Tell us about yourself!
Mine came out a little large, but was able to shape it to fit.
I've decided that the cheap driver I was using from Amazon is not appropriate, it is almost impossible to regulate the current with it, and I've burnt up several lasers... I have since switched over to a larger, 12w laser with a built-in driver.
Here is the picture.
Here is the picture I burned from PicLaser. Im quite pleased with this, the quality is excellent for it being just my second run of the machine. I still need to fiddle with the focal length and materials.
Why is there a resistor between the positive and negative TTL lines? Won't that short it?

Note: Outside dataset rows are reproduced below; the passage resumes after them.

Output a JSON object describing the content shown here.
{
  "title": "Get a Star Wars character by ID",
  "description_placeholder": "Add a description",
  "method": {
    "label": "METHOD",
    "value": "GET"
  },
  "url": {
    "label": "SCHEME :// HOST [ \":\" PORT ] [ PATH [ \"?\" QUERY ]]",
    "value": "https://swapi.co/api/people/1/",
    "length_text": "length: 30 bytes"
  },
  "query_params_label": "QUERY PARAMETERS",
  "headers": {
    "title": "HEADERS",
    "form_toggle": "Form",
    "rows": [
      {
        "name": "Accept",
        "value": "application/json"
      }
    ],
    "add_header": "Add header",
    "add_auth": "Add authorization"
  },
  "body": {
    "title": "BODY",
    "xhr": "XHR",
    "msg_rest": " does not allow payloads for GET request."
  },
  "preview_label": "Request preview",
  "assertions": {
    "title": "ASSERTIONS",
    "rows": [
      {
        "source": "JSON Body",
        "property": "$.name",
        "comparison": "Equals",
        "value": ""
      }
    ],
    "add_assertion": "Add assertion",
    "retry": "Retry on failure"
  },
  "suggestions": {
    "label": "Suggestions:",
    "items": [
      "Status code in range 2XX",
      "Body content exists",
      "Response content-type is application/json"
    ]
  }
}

I think so, but I'll tell you for sure later tonight when I try to burn a picture using PicLaser. I made that star in MakerCam and had it just set the laser all the way on.

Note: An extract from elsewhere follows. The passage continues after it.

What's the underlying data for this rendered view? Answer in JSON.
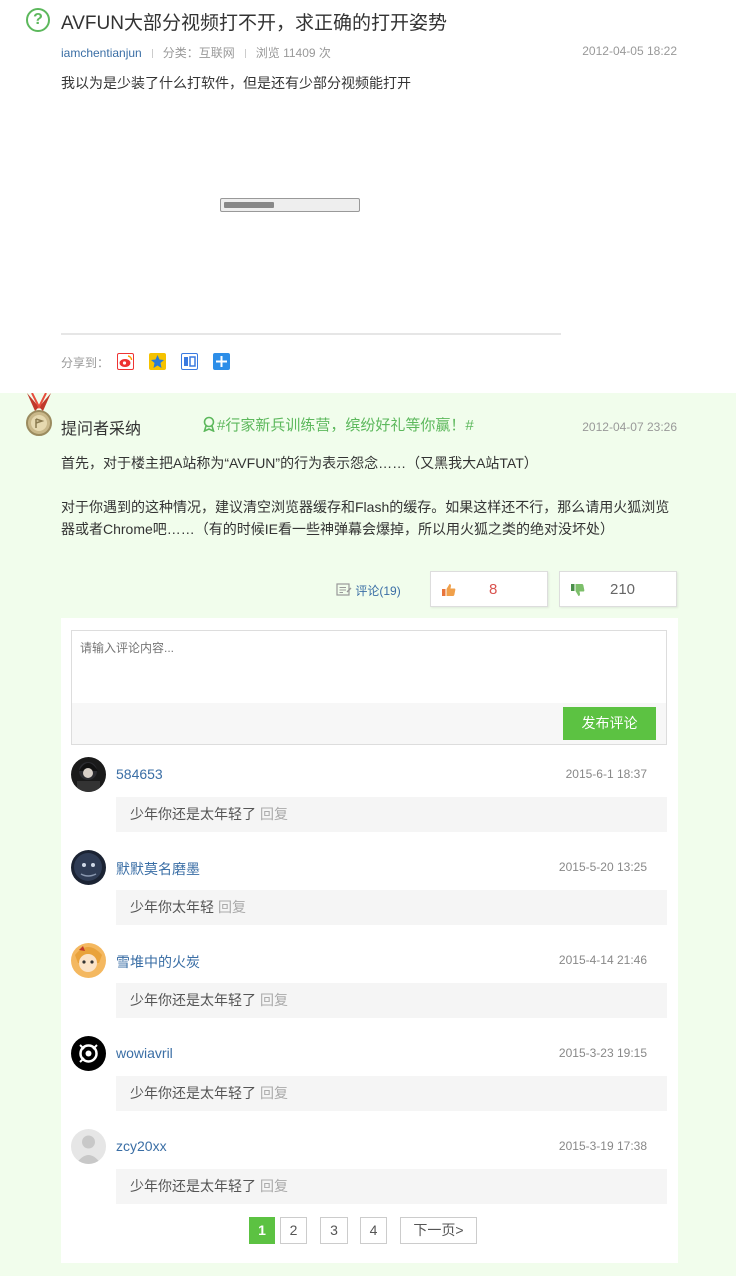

CNC Laser for Printing Images and Engraving - Shapeoko 2 based
Thanks for the tutorial. The only differences I did was that I bought this inexpensive Amazon laser controller, which appears to work well (http://www.amazon.com/gp/product/B012FOFGAC?psc=1&redirect=true&ref_=oh_aui_detailpage_o07_s00). Also, I just use the 1 power supply off of my Shapeoko 2 and run the 24 volt to my voltage converter, also from Amazon (http://www.amazon.com/RioRand-Adjustable-Regulator-Experimental-Converter/dp/B00HVB29LY/ref=sr_1_1?s=industrial&ie=UTF8&qid=1454477512&sr=1-1&keywords=dc+voltage+converter+40v).
Painted Plywood Floors
High Voltage Power Supply For Marx Generator
Dual POS-NEG Power Supply
Creating a case for a CNC controller
Lathe Attachment for Drill Press
Woodturning with a drill press
RC Robot tractor
Arduino R/C Lawnmower (painted)